TASK TO COMPLETE – In full and without alteration, output each record given here.

DATASET –

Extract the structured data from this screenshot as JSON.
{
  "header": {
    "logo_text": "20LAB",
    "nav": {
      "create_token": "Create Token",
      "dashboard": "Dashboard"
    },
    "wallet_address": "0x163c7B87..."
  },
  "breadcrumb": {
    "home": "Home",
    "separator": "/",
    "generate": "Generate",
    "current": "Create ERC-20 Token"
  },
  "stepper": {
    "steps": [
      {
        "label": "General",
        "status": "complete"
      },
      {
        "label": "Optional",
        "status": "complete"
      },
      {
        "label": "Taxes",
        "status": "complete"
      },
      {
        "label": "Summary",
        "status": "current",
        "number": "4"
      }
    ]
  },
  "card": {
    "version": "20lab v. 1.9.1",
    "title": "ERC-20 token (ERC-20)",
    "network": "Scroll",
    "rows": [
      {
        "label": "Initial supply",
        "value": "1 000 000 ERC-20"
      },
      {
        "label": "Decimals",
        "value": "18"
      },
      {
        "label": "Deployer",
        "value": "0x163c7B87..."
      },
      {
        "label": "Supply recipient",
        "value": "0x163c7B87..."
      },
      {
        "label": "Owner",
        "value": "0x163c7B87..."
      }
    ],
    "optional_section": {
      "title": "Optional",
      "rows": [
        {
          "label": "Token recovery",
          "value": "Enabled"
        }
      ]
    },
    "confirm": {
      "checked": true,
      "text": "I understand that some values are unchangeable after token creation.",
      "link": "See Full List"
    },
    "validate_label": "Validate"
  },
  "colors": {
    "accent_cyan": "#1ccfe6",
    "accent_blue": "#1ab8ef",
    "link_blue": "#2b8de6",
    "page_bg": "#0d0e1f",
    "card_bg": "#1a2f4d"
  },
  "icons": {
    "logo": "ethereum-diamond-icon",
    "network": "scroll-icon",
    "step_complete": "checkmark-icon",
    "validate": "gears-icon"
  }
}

SOLUTION FOR THIS TASK –
Extract the structured data from this screenshot as JSON.
{
  "header": {
    "logo_text": "20LAB",
    "nav": {
      "create_token": "Create Token",
      "dashboard": "Dashboard"
    },
    "wallet_address": "0x163c7B87..."
  },
  "breadcrumb": {
    "home": "Home",
    "separator": "/",
    "generate": "Generate",
    "current": "Create ERC-20 Token"
  },
  "stepper": {
    "steps": [
      {
        "label": "General",
        "status": "complete"
      },
      {
        "label": "Optional",
        "status": "complete"
      },
      {
        "label": "Taxes",
        "status": "complete"
      },
      {
        "label": "Summary",
        "status": "current",
        "number": "4"
      }
    ]
  },
  "card": {
    "version": "20lab v. 1.9.1",
    "title": "ERC-20 token (ERC-20)",
    "network": "Scroll",
    "rows": [
      {
        "label": "Initial supply",
        "value": "1 000 000 ERC-20"
      },
      {
        "label": "Decimals",
        "value": "18"
      },
      {
        "label": "Deployer",
        "value": "0x163c7B87..."
      },
      {
        "label": "Supply recipient",
        "value": "0x163c7B87..."
      },
      {
        "label": "Owner",
        "value": "0x163c7B87..."
      }
    ],
    "optional_section": {
      "title": "Optional",
      "rows": [
        {
          "label": "Token recovery",
          "value": "Enabled"
        }
      ]
    },
    "confirm": {
      "checked": true,
      "text": "I understand that some values are unchangeable after token creation.",
      "link": "See Full List"
    },
    "validate_label": "Validate"
  },
  "colors": {
    "accent_cyan": "#1ccfe6",
    "accent_blue": "#1ab8ef",
    "link_blue": "#2b8de6",
    "page_bg": "#0d0e1f",
    "card_bg": "#1a2f4d"
  },
  "icons": {
    "logo": "ethereum-diamond-icon",
    "network": "scroll-icon",
    "step_complete": "checkmark-icon",
    "validate": "gears-icon"
  }
}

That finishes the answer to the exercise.